What’s the best thing you’ve seen at the theatre?
Ummm… Tough one. I’m going to change the question to ‘what was the most recent best thing what you’ve seen at the theatre?’. In which case I’d probably have to say Posh at the Royal Court. I can’t say I ‘enjoyed’ the experience, it made me feel sick to my stomach, I nearly didn’t go back in for the second half it had got me so angry. But that’s what was great about it. I hate ‘political theatre’ because it’s largely a display of mutual masturbation. A White, middle class, liberal audience get to feel terribly good about being oh so liberal as they watch a play that makes it very clear that racism, sexism, homophobia etc are all bad things. The audience can nod in agreement and then go home to their nice comfortable homes and respectable jobs and pontificate about how bad racism, sexism, homophobia etc are, at the same time doing absolutely nothing to help anyone suffering at the hands of racism, sexism, homophobia etc.
The difference with Posh was that instead of presenting these ideas to the audience, it just concentrated on telling a story about this group of young men and the events of their evening. Without ramming it down the audiences throats, it let us form our own opinions about the characters we saw on stage and their actions. It made me, and I think others, feel responsible for what was happening on stage, we were in on it, we were complicit by being so apathetic about the gap between the privileged and not-so-privileged classes in our society.
I honestly think if every citizen had seen that play before the last election we wouldn’t have a Tory government and we wouldnt be seeing our public services cut as we are at the moment.
Great Answer!! What’s your favourite film?
Another tough question. Can I do a list? I’m gonna do a list. I’ll probably forget loads. Ok, here we go…
This is England
Wind That Shakes the Barley
Withnail and I
Room For Romeo Brass
Moulin Rouge (Baz Lurman’s)

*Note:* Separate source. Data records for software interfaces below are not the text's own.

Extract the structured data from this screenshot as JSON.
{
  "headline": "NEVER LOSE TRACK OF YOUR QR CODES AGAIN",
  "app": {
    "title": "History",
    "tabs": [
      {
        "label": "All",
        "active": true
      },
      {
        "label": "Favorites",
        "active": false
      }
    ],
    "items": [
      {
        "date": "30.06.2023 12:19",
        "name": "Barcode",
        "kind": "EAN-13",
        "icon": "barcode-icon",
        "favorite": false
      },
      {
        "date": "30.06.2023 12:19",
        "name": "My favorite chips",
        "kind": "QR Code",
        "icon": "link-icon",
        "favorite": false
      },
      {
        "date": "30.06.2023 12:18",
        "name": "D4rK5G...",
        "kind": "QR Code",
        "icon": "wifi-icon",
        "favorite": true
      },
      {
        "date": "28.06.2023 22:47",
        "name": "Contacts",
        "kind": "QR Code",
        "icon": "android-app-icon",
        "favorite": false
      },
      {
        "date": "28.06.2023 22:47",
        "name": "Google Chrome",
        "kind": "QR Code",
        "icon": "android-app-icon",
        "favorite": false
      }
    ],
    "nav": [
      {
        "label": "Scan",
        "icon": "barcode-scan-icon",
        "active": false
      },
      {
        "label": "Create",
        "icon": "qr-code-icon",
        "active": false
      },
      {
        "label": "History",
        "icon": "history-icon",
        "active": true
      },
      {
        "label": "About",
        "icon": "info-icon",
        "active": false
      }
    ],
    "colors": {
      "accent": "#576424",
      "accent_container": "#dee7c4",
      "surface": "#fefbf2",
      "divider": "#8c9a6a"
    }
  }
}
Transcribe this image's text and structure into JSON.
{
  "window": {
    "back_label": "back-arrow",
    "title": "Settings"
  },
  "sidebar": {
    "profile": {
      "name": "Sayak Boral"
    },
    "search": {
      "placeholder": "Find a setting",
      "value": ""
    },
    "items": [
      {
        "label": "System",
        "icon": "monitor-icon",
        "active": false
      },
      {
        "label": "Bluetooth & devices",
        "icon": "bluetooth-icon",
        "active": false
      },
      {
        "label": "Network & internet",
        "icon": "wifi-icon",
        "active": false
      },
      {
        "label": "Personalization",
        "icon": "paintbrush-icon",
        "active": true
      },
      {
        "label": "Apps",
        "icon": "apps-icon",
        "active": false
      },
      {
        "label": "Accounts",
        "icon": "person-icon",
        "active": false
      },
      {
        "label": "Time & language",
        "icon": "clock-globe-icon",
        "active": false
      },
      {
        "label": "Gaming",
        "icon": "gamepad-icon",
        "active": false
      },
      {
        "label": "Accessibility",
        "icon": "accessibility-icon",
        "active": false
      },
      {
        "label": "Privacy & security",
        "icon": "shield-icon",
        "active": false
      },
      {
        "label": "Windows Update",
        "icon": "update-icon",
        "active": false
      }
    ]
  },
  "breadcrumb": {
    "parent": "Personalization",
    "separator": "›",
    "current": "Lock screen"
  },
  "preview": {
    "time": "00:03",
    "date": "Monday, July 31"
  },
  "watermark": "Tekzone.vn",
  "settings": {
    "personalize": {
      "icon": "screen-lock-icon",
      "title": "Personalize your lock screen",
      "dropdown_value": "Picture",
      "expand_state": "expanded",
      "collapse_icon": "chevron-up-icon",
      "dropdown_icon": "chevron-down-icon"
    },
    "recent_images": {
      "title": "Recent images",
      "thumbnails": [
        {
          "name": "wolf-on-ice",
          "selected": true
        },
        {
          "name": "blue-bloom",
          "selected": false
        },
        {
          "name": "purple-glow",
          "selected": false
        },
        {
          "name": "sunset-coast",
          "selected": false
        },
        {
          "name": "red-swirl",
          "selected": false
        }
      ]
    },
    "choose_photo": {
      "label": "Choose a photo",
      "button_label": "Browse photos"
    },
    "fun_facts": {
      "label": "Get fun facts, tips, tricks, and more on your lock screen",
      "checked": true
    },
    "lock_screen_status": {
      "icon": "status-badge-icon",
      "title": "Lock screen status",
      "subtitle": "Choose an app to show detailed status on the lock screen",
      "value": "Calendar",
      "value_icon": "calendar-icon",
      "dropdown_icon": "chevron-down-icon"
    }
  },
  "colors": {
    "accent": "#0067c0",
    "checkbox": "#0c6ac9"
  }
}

Natural Born Killers
Fear and Loathing in Las Vegas
If you could have any part from any play what would it be and where would it be on?
I’d like Martin Mcdonagh to write me a part for a play at the Royal Court.
The Good Review would like to say an enormous thank you to Nick for giving his time so kindly, we wish him every success with this run and everything he attempts in the future. He’s one to watch, and a brilliant, brilliant man.
Backbeat will be performed at The Duke of York Theatre from 24th September 2011 until 24th March 2012
Box office: 0844 871 7623